“After completing my schooling in 2016 I was recruited into the junior team of the Bloemfontein Cheetahs. I was fortunate to be part of the triumphant senior team during the 2019 Currie Cup. I also joined the SA Sevens Team, also known as the Blitzboks, in October last year,” Darren says. He was born into a supportive family and each one played a role in his rugby career. “They not only played a vital role in my journey as a sportsman, but also in my upbringing. If I had to pick an individual that had the most influence, it would be my mother. She has always been an unwavering pillar that I could depend on no matter the circumstances,” he says. Darren’s main objectives in 7s rugby are to play on the HSBC World Series circuit, participating in more tournaments, the Olympics in Japan and hopefully partake in the 7s Rugby World Cup in 2022 in Cape Town. Darren Adonis.

“I don’t really have any hobbies. In all honesty, I have dedicated a great portion of my life to rugby, and by doing so I gave up on the opportunity to find hobbies. When I am awarded ‘down time’ it is spent with friends, family and my partner,” he says. Being small in stature he was constantly told that he would never make it in the rugby world and that is why he admires Cheslin Kolbe. “We are more or less the same build and height. Cheslin was told that due to his physique he wouldn’t amount to much, but he went on to prove all the naysayers wrong. Just look at his performance during the Rugby World Cup in Japan last year. “My experience with the Cheetahs is one that consists of countless lessons, both good and bad memories, lifetime friendships, and most importantly: if you want to obtain good results, you have to work for it. I also played in four Pro14

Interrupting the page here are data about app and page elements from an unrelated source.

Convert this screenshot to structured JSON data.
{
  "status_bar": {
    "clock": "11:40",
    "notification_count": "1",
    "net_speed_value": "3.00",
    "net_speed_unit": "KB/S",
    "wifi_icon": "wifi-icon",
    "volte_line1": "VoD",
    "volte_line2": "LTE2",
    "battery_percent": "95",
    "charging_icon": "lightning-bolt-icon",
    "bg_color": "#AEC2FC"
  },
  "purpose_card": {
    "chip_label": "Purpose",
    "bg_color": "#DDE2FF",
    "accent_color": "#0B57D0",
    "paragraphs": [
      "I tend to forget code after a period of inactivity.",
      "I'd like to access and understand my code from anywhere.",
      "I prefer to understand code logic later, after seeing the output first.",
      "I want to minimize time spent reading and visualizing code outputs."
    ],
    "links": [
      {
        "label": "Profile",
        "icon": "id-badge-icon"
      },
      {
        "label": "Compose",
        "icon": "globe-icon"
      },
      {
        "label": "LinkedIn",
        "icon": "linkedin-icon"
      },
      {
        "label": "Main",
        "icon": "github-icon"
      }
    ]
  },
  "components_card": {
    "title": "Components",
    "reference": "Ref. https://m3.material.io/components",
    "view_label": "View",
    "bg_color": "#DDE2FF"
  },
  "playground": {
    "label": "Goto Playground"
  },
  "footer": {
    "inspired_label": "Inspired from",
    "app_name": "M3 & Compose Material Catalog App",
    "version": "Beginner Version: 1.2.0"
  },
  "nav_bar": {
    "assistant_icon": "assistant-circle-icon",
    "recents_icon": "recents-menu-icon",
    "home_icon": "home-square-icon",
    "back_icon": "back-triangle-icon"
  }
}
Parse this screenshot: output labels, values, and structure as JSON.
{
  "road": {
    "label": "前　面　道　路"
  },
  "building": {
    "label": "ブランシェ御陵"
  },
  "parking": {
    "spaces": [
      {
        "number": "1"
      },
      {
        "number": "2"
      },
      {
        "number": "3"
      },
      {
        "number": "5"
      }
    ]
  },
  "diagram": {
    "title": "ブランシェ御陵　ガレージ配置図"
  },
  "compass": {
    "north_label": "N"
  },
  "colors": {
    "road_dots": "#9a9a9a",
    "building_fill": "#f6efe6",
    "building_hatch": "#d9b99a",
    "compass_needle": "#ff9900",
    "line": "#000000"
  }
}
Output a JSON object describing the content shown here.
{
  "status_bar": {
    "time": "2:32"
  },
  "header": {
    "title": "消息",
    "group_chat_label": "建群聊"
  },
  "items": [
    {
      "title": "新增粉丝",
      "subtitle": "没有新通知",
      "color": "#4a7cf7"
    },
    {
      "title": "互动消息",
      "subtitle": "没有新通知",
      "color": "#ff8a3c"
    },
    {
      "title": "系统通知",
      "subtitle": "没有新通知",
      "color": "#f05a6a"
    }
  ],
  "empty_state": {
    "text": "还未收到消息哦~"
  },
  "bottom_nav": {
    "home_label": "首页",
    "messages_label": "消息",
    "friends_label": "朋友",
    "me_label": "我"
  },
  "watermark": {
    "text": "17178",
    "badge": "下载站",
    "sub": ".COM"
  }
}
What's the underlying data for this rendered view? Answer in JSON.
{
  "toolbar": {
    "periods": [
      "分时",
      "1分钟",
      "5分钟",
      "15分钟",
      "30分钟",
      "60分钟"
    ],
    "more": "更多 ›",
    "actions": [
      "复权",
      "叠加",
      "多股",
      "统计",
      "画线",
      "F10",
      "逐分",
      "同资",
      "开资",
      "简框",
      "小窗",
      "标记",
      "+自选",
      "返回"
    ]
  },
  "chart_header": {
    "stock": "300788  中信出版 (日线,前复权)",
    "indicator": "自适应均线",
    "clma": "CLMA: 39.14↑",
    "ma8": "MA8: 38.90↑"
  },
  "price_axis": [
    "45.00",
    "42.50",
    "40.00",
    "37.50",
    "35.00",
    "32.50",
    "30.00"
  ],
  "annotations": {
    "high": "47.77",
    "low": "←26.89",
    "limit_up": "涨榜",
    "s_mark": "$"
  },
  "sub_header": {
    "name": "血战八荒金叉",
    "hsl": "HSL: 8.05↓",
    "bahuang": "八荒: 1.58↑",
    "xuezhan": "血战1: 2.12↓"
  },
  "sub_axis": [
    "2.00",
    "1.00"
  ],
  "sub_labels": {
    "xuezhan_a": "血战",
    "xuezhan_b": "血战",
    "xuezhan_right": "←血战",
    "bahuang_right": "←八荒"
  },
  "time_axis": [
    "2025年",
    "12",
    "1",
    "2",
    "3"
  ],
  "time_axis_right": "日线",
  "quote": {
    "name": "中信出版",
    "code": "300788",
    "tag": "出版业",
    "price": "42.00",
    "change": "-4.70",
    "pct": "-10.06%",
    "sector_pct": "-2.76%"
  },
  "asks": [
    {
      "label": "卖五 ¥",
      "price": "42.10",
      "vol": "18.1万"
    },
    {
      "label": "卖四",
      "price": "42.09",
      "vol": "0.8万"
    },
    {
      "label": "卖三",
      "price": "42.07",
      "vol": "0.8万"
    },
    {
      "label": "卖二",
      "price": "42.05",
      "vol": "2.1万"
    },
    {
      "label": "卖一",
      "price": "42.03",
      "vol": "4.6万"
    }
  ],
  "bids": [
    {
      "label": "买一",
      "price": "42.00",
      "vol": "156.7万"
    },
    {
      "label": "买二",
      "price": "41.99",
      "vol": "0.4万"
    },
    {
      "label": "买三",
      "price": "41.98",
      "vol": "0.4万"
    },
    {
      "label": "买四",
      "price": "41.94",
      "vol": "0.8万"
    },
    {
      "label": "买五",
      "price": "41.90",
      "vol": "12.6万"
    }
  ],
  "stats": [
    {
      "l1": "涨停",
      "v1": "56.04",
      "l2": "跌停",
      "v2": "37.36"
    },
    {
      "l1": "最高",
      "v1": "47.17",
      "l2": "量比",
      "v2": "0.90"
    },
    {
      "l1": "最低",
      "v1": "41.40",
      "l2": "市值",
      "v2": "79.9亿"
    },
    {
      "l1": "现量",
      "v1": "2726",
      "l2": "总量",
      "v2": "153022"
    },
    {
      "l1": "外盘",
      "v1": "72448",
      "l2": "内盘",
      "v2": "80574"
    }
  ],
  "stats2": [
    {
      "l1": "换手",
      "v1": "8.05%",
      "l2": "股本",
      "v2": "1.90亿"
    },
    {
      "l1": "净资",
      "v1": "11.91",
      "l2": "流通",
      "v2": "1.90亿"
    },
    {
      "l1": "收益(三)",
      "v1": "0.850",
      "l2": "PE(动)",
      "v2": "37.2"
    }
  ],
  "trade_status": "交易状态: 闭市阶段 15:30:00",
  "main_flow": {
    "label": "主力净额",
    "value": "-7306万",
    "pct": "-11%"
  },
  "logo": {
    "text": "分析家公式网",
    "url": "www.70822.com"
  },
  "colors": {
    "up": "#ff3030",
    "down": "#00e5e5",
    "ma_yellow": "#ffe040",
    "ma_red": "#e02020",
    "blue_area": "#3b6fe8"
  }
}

matches for the Cheetahs,” he says. When he was selected for the academy team he was filled with excitement and anticipation. “Although I could not participate in every game in Dubai it was a memorable experience, especially when we won the gold medal in the international invitational men’s competition. “My message to young players is to never give up. The road to success will never be an easy one. There will always be naysayers and there will always be criticism. It is up to you to decide whether you’re going to allow these bumps in the road to derail you or if you’re going to set your mind to it and never give up,” Darren says. He is currently training at the Stellenbosch Academy of Sports in preparation for the next two legs of the HSBC Series in FMG Stadium Waikato in Hamilton, New Zealand on Saturday 25 and Sunday 26 January; and on Saturday 1 and Sunday 2 February in the Bankwest Stadium in Sydney, Australia. These two legs will be held at the end of the month and the team will be announced by the coach, Neil Powell, before they leave our shores.

WELL-MATCHED CONTENDERS: Phillip Johnson of Bellstar United, in purple, clears the ball ahead of a challenge by Junction Rovers player Shafiek Sarelina, during a SAFA CT regional third division league game played in Heideveld on Friday 10 January. Rovers came back from a 2-0 deficit in the second half to salvage a draw in front of a large crowd at the Heideveld sport complex. PHOTO: RASHIED ISAACS